Tickets began at €20 and €30 for the Argentina and South Africa games, rising to €55 and €65, with parent and child packages beginning at €30 and €45.
O’Connell, along with Stephen Ferris and Tommy Bowe, attended the Ireland squad’s review of the New Zealand tour at the Aviva Stadium on the afternoon of August 24th, partially in an attempt to find some sort of closure on the record 60-0 defeat in the third Test.
Watching that horror show unfold, O’Connell felt bad, and it made him wonder could he have pushed himself to travel. “The teams I’ve been involved in, a lot of good things have come from defeat and disappointing results. A lot comes out of that and it certainly did when we met a month ago.
“We addressed a few issues in terms of slow starts, our standards in training. A lot of issues we’re aware of but until you actually talk about them and put a few bits and pieces down on paper, only then you have something to strive towards. And that’s what we’ve done.”
“There was a hell of a lot of stuff that we spoke about,” admitted Sexton. “There was some hard truths, it was probably a tough meeting to go through. We watched a lot of the last Test. We have to take a bit of responsibility for that and there has to be some type of – not backlash – but there has to be some type of response.”
“We spoke about that Ireland has to be our number one and it has to be a step up from when we come back from the provinces.

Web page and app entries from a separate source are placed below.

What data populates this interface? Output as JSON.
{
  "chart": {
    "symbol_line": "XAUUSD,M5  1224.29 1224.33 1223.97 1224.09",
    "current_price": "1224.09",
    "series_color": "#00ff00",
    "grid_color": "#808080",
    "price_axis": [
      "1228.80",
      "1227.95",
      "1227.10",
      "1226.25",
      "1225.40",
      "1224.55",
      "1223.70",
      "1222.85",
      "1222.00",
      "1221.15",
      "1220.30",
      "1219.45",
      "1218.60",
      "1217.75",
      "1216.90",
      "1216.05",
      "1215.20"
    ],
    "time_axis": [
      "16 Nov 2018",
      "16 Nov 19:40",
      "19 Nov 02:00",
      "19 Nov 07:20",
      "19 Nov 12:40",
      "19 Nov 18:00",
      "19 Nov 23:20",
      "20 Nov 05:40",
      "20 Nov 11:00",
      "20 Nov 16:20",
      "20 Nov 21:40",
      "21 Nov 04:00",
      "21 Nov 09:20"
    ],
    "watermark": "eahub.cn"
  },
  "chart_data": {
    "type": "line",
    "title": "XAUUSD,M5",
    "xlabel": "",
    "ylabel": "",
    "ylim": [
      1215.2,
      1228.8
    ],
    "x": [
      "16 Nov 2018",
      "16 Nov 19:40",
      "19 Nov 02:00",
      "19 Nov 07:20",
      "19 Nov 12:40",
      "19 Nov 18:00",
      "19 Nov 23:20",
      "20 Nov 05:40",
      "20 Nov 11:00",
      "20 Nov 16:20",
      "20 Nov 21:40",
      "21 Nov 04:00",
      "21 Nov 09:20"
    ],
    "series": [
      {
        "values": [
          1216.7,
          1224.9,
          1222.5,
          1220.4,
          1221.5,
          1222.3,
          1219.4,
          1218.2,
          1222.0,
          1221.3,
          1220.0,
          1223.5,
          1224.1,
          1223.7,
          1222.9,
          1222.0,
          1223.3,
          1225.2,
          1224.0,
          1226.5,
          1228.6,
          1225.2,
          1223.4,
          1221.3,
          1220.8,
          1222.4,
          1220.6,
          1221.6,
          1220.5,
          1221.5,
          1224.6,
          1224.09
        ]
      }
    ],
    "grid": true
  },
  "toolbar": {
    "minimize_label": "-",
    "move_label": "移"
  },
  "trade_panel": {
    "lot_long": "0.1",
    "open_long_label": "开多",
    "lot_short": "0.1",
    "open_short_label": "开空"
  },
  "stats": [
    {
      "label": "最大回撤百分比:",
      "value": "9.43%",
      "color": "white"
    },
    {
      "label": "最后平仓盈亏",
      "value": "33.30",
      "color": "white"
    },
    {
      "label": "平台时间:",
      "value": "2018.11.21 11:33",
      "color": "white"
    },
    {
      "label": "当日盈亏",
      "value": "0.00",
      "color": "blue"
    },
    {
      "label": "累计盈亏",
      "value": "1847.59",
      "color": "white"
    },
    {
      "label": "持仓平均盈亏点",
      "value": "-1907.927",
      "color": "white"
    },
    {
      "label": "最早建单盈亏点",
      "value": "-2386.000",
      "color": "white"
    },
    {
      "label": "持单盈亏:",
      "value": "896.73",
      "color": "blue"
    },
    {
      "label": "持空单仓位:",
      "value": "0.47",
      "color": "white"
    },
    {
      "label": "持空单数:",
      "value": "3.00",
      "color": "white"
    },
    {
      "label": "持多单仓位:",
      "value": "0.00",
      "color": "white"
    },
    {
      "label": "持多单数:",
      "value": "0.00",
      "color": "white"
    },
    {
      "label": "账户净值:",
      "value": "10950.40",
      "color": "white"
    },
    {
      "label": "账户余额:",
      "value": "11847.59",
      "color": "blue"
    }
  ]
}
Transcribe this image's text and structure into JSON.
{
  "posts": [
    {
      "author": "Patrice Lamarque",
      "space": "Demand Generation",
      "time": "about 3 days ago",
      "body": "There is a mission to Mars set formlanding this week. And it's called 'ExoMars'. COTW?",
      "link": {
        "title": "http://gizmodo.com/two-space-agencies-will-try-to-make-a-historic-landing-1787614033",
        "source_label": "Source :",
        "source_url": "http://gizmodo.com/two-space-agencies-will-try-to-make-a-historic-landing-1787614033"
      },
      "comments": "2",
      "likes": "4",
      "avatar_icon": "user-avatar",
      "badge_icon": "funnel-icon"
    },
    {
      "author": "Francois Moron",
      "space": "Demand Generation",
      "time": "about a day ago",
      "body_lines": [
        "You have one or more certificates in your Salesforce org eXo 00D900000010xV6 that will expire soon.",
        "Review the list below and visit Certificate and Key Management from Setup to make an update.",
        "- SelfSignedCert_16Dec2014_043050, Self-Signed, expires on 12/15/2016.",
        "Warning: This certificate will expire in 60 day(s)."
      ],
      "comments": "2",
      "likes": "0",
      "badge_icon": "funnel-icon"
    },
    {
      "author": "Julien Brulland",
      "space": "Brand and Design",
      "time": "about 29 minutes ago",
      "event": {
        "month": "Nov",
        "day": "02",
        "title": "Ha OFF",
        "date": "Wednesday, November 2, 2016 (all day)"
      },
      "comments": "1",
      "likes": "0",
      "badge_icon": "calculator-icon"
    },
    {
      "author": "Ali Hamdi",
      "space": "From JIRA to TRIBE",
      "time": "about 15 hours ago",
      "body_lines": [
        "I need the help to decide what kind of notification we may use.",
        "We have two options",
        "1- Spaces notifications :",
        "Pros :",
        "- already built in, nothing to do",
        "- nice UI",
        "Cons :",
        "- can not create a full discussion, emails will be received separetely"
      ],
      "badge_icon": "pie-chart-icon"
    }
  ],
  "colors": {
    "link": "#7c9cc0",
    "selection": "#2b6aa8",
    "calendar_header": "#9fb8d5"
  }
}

It hasn’t been for the want of trying,” added Sexton, who spoke of the apparent single-minded focus of the 2009 Grand Slammers.
That 2009 triumph, of course, followed a cathartic, no-holds-barred get-together in Enfield after a taut November series. “If you look at the ’09 team there’s not too many survivors out of that starting team,” observed Sexton, “so I suppose there has been that little bit of transition and now it’s time for guys who’ve been there and maybe it’s their second or third season, that we start taking a bit of ownership of the team and take more decisions out there on the pitch. Maybe that’s where it’s been lacking.”
Clearly, the value of the green jersey was re-affirmed. O’Driscoll, who says he feels as well as ever physically after a niggle-free pre-season and will not consider his future beyond this season until the New Year, admitted: “Maybe we were guilty of taking for granted representing our country and you should never do that.
“It was important that we understand the pride of wearing the jersey and the respect we have to show it every time we put it on.”
“Sometimes you’re not given too much of a chance, other than holidays, to take stock of how great it is to play for your country. There is only one thing better than playing for your country and that’s winning for your country. We just have to try and remember what that’s like and make that feeling happen more often than not.”
Gordon D’Arcy (bruised ribs), Ronan O’Gara (dead leg), Simon Zebo (ankle), Eoin Reddan (leg), Declan Fitzpatrick (knee) and Mike McCarthy (calf) were unable to train with the Irish squad yesterday, and so the uncapped quartet of James Downey, Ian Madigan, Craig Gilroy and Paul Marshall were called in, as were Ronan Loughney and Devin Toner.